For the first time in this novel, I leaned on "TK" throughout my manuscript. (Thank you, Lauren Layne for giving me permission to do this.) TK is publisher speak for "to come" and I used it throughout Snowed In when I didn't want to stop my forward momentum to look up a name, make up a street, or spend time doing research. In the past, I didn't give myself the luxury of using TK because I was afraid I'd turn it in with those two "lazy" letters in my MS. Silly, right? All that momentum brought to a grinding halt and for what?
And if you're thinking I wanted to TK because I was drafting this book at a frantic, smoke-billowing pace, let me set that record straight.
It came S L O W L Y. 🐢
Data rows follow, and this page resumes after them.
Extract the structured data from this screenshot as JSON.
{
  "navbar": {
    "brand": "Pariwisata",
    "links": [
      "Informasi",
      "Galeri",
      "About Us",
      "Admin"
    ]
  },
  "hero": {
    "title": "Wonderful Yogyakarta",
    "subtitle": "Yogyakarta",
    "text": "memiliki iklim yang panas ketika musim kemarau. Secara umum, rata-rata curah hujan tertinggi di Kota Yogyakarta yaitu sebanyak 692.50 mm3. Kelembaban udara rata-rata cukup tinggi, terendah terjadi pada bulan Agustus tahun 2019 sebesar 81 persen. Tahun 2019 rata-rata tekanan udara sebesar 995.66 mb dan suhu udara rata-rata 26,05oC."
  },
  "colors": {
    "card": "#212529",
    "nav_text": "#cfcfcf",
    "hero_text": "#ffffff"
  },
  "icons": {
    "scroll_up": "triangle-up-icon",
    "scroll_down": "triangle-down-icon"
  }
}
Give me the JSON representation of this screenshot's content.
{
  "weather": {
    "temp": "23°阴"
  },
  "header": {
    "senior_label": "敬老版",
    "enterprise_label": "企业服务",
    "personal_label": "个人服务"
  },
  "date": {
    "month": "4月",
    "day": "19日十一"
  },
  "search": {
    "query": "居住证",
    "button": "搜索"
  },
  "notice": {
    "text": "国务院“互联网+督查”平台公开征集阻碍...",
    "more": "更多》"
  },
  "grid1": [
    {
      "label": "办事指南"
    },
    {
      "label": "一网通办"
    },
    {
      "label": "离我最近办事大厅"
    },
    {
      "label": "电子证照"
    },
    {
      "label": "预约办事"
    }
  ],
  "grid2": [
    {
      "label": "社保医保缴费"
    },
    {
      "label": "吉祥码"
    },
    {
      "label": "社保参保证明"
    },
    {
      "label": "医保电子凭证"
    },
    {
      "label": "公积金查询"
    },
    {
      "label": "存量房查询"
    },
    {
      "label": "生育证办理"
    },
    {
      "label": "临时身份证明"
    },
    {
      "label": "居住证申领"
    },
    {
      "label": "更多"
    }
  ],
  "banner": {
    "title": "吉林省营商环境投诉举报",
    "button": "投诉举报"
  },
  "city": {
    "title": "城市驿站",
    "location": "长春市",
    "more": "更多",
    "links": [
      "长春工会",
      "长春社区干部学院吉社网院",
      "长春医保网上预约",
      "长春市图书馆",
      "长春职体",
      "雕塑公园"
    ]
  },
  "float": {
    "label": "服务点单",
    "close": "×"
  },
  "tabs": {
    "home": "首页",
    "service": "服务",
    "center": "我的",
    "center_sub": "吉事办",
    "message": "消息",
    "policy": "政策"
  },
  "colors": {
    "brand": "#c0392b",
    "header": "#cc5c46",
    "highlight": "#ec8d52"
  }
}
"Slow" is relative to every writer, so try not to compare your abilities with anyone else's, but for the sake of clarity I'll tell you that "slow" in my case meant some days I wrote under 500 words and most days barely hit 2,000. I like to write faster and furious-er, but I was also feeling a bit burned out from two back-to-back releases and launching a new website and coming off a 21-day wellness program which was so immersive it was hard to do much else!
Anyway, I never thought I'd see my 50,000 word count and guess what?
I haven't yet.
Yep. I stopped it short.
I'm what Stephen King calls a "putter-inner" and I tend to layer in words and detail after that messy first draft is complete. Since this book is a print book, I have less room to wiggle than I would for a book like Arm Candy that is digital and super flexible. Want to write it at 60k? You can. Want to add 10k more words? No problem.
So as I reread what I wrote, I am careful about peppering in scenes and dialog. I have to ask myself these three questions:
Is it imperative to the plot?
Is it important to the character development?
Is it liable to glaze over my readers' eyeballs?
As long as it gets a yes/yes/no to those three questions, I put it in.
The first draft is a beautiful thing, and one that I don't embrace like I did before I was published. Pre-publishing, I dove in and made a mess of things and that was A-OK with me. I didn't know what I didn't know--most of which was what I was doing "wrong" and so the process felt a lot like finger painting. (No, not that finger painting, but I love you for thinking of that reference.) Finger painting is a lot like a first draft. You can get really messy and the result can be really bad, but none of that matters because you had FUN.
If you're in the throes of pre-publishing, or if you're just starting out, here's some advice: LET GO OF THE IDEA OF THE PERFECT FIRST DRAFT. That's what edits are for! And you'll be reading (and rereading) this book more times than you care to count. Making good writing great is a process.